DATASET section start
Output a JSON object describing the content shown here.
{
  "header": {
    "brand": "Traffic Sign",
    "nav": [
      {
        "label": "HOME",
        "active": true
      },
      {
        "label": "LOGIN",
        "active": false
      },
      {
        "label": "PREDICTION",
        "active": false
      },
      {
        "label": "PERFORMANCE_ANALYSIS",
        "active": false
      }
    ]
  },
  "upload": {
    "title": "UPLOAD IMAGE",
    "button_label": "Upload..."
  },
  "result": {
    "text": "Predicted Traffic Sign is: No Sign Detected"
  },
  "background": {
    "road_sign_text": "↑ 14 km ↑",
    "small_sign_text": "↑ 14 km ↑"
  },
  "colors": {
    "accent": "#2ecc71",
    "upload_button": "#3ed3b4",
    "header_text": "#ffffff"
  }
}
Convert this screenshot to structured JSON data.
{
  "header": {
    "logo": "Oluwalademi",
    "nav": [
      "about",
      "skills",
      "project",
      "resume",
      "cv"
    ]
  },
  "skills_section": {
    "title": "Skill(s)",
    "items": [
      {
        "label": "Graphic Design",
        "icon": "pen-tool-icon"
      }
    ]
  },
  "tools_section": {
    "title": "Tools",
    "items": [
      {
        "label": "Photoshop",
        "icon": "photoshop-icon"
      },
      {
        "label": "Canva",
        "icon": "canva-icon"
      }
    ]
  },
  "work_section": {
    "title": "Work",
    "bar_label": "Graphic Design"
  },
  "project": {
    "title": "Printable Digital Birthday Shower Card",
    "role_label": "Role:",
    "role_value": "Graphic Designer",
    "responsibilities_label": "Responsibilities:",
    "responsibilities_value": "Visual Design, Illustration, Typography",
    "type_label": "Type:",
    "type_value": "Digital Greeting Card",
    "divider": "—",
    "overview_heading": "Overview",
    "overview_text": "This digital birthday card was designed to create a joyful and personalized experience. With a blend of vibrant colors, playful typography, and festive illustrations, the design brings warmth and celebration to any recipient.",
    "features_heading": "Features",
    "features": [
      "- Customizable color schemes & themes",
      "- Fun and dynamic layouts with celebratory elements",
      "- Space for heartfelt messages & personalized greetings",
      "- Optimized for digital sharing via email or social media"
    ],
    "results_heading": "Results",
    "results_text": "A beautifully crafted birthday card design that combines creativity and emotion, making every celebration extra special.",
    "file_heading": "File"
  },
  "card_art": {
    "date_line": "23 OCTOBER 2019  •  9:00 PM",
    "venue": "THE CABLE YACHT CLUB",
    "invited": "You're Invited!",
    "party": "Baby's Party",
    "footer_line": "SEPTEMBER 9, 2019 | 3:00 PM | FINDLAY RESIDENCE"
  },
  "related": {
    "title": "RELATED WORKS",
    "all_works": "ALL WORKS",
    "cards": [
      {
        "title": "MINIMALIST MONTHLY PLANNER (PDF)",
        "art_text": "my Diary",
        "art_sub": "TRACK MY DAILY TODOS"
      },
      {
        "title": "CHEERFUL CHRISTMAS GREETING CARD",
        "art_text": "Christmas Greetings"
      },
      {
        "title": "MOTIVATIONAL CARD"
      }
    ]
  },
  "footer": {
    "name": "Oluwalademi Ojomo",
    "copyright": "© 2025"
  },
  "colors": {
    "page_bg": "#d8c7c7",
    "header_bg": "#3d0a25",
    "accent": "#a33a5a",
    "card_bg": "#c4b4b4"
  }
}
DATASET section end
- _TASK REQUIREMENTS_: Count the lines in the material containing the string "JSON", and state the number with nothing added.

- _ANSWER SECTION_: 2